Six deny any part in hit on 'wanted' Rwandan general
Six men accused of trying to murder refugee Rwandan general and suspected war criminal Kayumbe Nyamwasa in Johannesburg have pleaded not guilty to all charges against them.
Nyamwasa fled to South Africa last year, shortly before he was found guilty by a Rwandan military court on charges related to terrorism.
He was granted refugee status by the Department of Home Affairs.
In June last year, he survived an attempt on his life.
The six men, who include Nyamwasa's driver, said yesterday they were not guilty of attempted murder or possession of ammunition and firearms in relation to the shooting in Nyamwasa's driveway in Melrose, Johannesburg.
The sixth accused, Pascal Kanyandekwe, a Rwandan citizen who also holds a Belgian passport, pleaded not guilty to corruption. This charge relates to his alleged offer of $1-million to two investigating officers to stop them arresting him.
It emerged yesterday in the Johannesburg Magistrate's Court that the Rwandan government had appointed a lawyer, GP van der Merwe, to monitor the trial to ensure its name was not tarnished.
Prosecutor Shaun Abrahams asked the court to conceal the identity of his first witness, who is in a protection programme.
Abrahams said the witness was "afraid of persons aligned with the accused, and he is afraid of persons aligned to the Rwandan government".
The man appeared on the verge of tears as he explained that his wife and three children were with him in the witness protection programme.
Abrahams asked specifically that counsel for the Rwandan government "not disclose the name or identity of the witness to the Rwandan government".
Van der Merwe replied that this was a request for an "absurd order" and that the "government of Rwanda is not, in any event, implicated in this [case]".
The matter was postponed to today after it was agreed that there were problems with translations between English, Swahili, Kinyarwanda and French.
The Southern Africa Litigation Centre and the Consortium of Refugees and Migrant Rights SA have lodged a court application to overturn the government's decision to grant Nyamwasa asylum.
According to a press release, the governments of Spain and France have also issued warrants for his arrest.
The Spanish indictment "maintains Nyamwasa was responsible for the massacre of 2500 Hutu refugees and the murder of four Spanish nationals".

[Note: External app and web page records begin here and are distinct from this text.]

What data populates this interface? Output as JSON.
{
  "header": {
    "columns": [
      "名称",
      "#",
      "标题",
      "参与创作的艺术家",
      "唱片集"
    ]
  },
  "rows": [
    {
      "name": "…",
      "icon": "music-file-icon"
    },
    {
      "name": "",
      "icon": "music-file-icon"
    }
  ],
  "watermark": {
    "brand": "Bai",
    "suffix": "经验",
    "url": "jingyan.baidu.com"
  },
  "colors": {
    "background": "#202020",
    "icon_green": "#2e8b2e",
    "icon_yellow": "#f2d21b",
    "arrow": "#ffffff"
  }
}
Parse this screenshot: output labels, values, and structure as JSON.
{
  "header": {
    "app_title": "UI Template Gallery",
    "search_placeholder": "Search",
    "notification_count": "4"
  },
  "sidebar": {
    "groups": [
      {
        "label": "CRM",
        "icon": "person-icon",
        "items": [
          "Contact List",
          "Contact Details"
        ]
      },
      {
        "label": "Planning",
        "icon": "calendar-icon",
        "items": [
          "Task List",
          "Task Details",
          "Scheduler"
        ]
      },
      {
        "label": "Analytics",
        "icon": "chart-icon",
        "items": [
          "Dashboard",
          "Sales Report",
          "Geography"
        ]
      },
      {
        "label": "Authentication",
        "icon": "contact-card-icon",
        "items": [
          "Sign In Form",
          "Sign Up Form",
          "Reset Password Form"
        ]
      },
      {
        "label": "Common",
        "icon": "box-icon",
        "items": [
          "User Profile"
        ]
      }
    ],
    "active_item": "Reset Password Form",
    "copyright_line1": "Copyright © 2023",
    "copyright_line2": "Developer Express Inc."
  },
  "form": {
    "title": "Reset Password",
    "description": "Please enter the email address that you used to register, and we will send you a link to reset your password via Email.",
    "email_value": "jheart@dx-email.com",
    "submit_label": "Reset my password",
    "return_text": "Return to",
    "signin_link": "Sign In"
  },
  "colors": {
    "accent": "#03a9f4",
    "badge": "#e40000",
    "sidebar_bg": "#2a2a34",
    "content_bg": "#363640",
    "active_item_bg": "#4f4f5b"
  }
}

A French judge had issued a warrant in 2006 in connection with the shooting down of an aircraft carrying the Rwandan and Burundian presidents in April 1994, which "ignited the genocide".